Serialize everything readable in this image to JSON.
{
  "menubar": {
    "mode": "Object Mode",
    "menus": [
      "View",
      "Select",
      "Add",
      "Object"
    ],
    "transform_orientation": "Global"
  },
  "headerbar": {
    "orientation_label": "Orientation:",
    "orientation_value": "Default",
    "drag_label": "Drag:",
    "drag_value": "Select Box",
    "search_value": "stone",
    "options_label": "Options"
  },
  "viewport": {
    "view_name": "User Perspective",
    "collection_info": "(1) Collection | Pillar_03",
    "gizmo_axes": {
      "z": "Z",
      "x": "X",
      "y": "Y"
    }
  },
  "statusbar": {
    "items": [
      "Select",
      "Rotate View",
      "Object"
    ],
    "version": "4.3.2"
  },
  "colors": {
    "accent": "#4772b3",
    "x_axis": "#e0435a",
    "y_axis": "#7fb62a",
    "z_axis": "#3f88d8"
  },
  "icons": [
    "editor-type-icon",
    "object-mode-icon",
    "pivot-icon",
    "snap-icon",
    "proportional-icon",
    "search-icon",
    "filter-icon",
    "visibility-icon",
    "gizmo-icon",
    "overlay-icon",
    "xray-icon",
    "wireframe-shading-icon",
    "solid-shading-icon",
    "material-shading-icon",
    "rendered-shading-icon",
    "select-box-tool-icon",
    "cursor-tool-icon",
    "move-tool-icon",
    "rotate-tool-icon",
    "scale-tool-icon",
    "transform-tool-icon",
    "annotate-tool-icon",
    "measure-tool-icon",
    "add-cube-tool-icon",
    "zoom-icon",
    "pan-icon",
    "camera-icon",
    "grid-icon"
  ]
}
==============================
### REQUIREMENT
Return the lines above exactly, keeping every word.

### YOUR RESPONSE
Serialize everything readable in this image to JSON.
{
  "menubar": {
    "mode": "Object Mode",
    "menus": [
      "View",
      "Select",
      "Add",
      "Object"
    ],
    "transform_orientation": "Global"
  },
  "headerbar": {
    "orientation_label": "Orientation:",
    "orientation_value": "Default",
    "drag_label": "Drag:",
    "drag_value": "Select Box",
    "search_value": "stone",
    "options_label": "Options"
  },
  "viewport": {
    "view_name": "User Perspective",
    "collection_info": "(1) Collection | Pillar_03",
    "gizmo_axes": {
      "z": "Z",
      "x": "X",
      "y": "Y"
    }
  },
  "statusbar": {
    "items": [
      "Select",
      "Rotate View",
      "Object"
    ],
    "version": "4.3.2"
  },
  "colors": {
    "accent": "#4772b3",
    "x_axis": "#e0435a",
    "y_axis": "#7fb62a",
    "z_axis": "#3f88d8"
  },
  "icons": [
    "editor-type-icon",
    "object-mode-icon",
    "pivot-icon",
    "snap-icon",
    "proportional-icon",
    "search-icon",
    "filter-icon",
    "visibility-icon",
    "gizmo-icon",
    "overlay-icon",
    "xray-icon",
    "wireframe-shading-icon",
    "solid-shading-icon",
    "material-shading-icon",
    "rendered-shading-icon",
    "select-box-tool-icon",
    "cursor-tool-icon",
    "move-tool-icon",
    "rotate-tool-icon",
    "scale-tool-icon",
    "transform-tool-icon",
    "annotate-tool-icon",
    "measure-tool-icon",
    "add-cube-tool-icon",
    "zoom-icon",
    "pan-icon",
    "camera-icon",
    "grid-icon"
  ]
}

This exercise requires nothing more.